“Art: The Dreaming Subjectivity” by Theodoros Georgiou
“Art: The Dreaming Subjectivity” by Theodoros Georgiou
Art, according to Hegel, is “subjectivity’s (the intellect’s) tangible appearance.” That is, given the tangible aspect of things, it is the aesthetic condition that determines the conventions by which subjectivity is constructed This central truth underlies the appearance
and evolution of modern art. Indeed, modern art, compared to classical and traditional art forms, is founded on subjectivity and promotes self-reflection (Selbstreflexion) as a component aim. Subjectivity’s prominence in modern art’s formative condition means the creation of a cerebral (artistic) auto-activity which, on one hand, establishes the ensemble as object, and, on the other, develops the relationship of self-consciousness; that is, the subject’s relation to itself Modern artistic subjectivity consists of the fact that the two acts – the establishment of the object and self-consciousness – interweave in different ways each time without obeying any program or concerted plan, as is the case with scientific subjectivity. Modern art as tangible subjectivity constitutes another way of composing things.
Within the context of modern art, the target of artistic probings and pursuits is the means by which to correlate and plan the subjective acts of establishment-of-object and self-consciousness. Philip Tsiaras’ work is such an artistic exploration; it has as its aim the construction of a phenomenological place where a highly developed artistic subjectivity on one side joins an irrational, imaginary and oneiric object on the other. At first glance, we seem to be before a painting which constructs an unbridgeable chasm between the mind and the ontological condition (of things). The question may be posed as follows: how can the images of dreams and imagination, the forms of phenomenological perception or the ideas of irrational contemplation be reconciled with the all-powerful artistic subject which functions as a deputy in the visual arts dispute?

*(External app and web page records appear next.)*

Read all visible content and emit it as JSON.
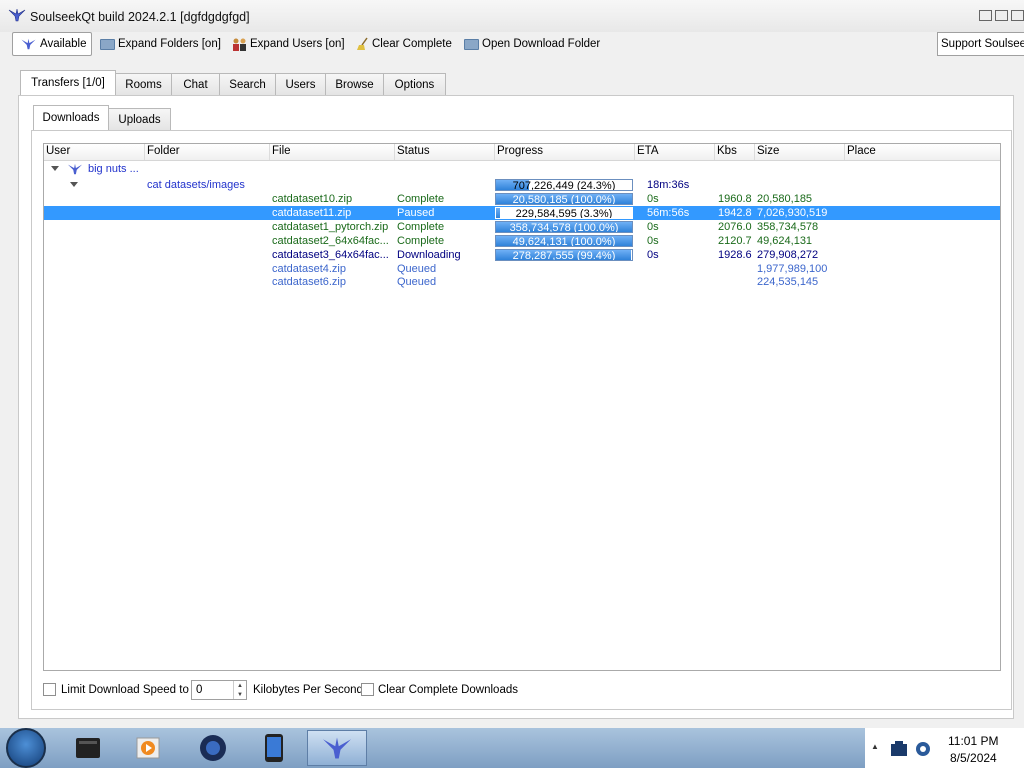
{
  "window": {
    "title": "SoulseekQt build 2024.2.1 [dgfdgdgfgd]"
  },
  "toolbar": {
    "available": "Available",
    "expand_folders": "Expand Folders [on]",
    "expand_users": "Expand Users [on]",
    "clear_complete": "Clear Complete",
    "open_download_folder": "Open Download Folder",
    "support": "Support Soulseek"
  },
  "main_tabs": [
    "Transfers [1/0]",
    "Rooms",
    "Chat",
    "Search",
    "Users",
    "Browse",
    "Options"
  ],
  "sub_tabs": [
    "Downloads",
    "Uploads"
  ],
  "columns": [
    "User",
    "Folder",
    "File",
    "Status",
    "Progress",
    "ETA",
    "Kbs",
    "Size",
    "Place"
  ],
  "tree": {
    "user": "big nuts ...",
    "folder": "cat datasets/images",
    "folder_progress": {
      "text": "707,226,449 (24.3%)",
      "fraction": 0.243
    },
    "folder_eta": "18m:36s",
    "files": [
      {
        "file": "catdataset10.zip",
        "status": "Complete",
        "progress": "20,580,185 (100.0%)",
        "fraction": 1.0,
        "eta": "0s",
        "kbs": "1960.8",
        "size": "20,580,185",
        "color": "green"
      },
      {
        "file": "catdataset11.zip",
        "status": "Paused",
        "progress": "229,584,595 (3.3%)",
        "fraction": 0.033,
        "eta": "56m:56s",
        "kbs": "1942.8",
        "size": "7,026,930,519",
        "color": "selected"
      },
      {
        "file": "catdataset1_pytorch.zip",
        "status": "Complete",
        "progress": "358,734,578 (100.0%)",
        "fraction": 1.0,
        "eta": "0s",
        "kbs": "2076.0",
        "size": "358,734,578",
        "color": "green"
      },
      {
        "file": "catdataset2_64x64fac...",
        "status": "Complete",
        "progress": "49,624,131 (100.0%)",
        "fraction": 1.0,
        "eta": "0s",
        "kbs": "2120.7",
        "size": "49,624,131",
        "color": "green"
      },
      {
        "file": "catdataset3_64x64fac...",
        "status": "Downloading",
        "progress": "278,287,555 (99.4%)",
        "fraction": 0.994,
        "eta": "0s",
        "kbs": "1928.6",
        "size": "279,908,272",
        "color": "dark"
      },
      {
        "file": "catdataset4.zip",
        "status": "Queued",
        "progress": "",
        "fraction": null,
        "eta": "",
        "kbs": "",
        "size": "1,977,989,100",
        "color": "queued"
      },
      {
        "file": "catdataset6.zip",
        "status": "Queued",
        "progress": "",
        "fraction": null,
        "eta": "",
        "kbs": "",
        "size": "224,535,145",
        "color": "queued"
      }
    ]
  },
  "bottom": {
    "limit_label": "Limit Download Speed to",
    "speed_value": "0",
    "unit_label": "Kilobytes Per Second",
    "clear_label": "Clear Complete Downloads"
  },
  "taskbar": {
    "time": "11:01 PM",
    "date": "8/5/2024"
  }
}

Tsiaras’ work is a response to this question. For this reason, it refers to artistic pursuit within the context of modern art. Tsiaras does not undermine subjectivity in order to proceed towards a phenomenological art, nor does he turn against modern art in order to arrive at psychological descriptions of the state of things, rather, he paints in order to achieve the interrelation of two opposing conditions: the rational subject and the oneiric object. With his painting, Tsiaras redefines the basic organizing principle of modern art. This principle, according to Adorno, is none other than the “denial of composition”: modern art must turn against the principle of aesthetic composition to articulate aesthetic truth. For Tsiaras’ painting, the intra- aesthetic attack against modern art- as- form consists in visually locating a phenomenological place where a dreaming subject and a thinking object reside.
Still, it must be emphasized that Tsiaras’ visual pursuits of relationships between rational subject and oneiric object are waged with the redefinition of aesthetic truth as a primary target.
In his work, the paintings are not rational expressions of the aesthetic subject, nor visual reproductions of irrational states. They are formalized manifestations of the phenomenological place in which the dreaming subject and the thinking object intermesh. Tsiaras’ paradoxical and bizarre visual place is the dialectical place of aesthetic truth.
As aesthetic truth, Tsiaras’ painting is founded on the oneiric re-composing of the subject and the contemplative restructuring of things. In his work, truth is defined as a dialectical interrelation of the dreaming subject and the thinking object. The peculiar encounter of subject and object constitutes a radical premise for redefining 1) the aesthetic (synthetic) principle of modern art, and 2) the aesthetic truth as a phenomenological place where the subject is not entirely subject and the object is not entirely object.
In Tsiaras’ work, the redefinition of modern art’s aesthetic composition is also postulated as an asymmetric bridge between aesthetic truth and depicted truth (truth in the sense of corresponding to reality). The real world is the world of painting and art; in contrast, the realistic world is hoax and illusion. If the phenomenological place of Tsiaras’ painting is elevated to criterion of truth, then truth and falsehood are redefined, not as the ontological perception of truth, but as the aesthetic perception of truth. ”Art, in a paradoxical way,” writes Adorno, “must confirm what is irreconcilable and thus aim towards its reconciliation”. Tsiaras” painting is a radical attempt to redefine the conditions by which aesthetic truth is produced while, simultaneously, fixing the boundaries of intra- aesthetic prerequisites for the construction of an aesthetic dreaming subjectivity.
The distance between the mind and the dream coincide with the distance between the principle of modern art and the attempt to redefine its synthetic principle. Art as “subjectivity’s tangible appearance” and art as phenomenological meeting place of the dreaming subject and thinking subject make up the two sides of the same coin: modern art. As art of subjectivity and, simultaneously, as phenomenological art, Tsiaras’ painting has its origins in the attempts to revise the synthetic principle of modern art, and establishes a perceptual definition of another vision of the world.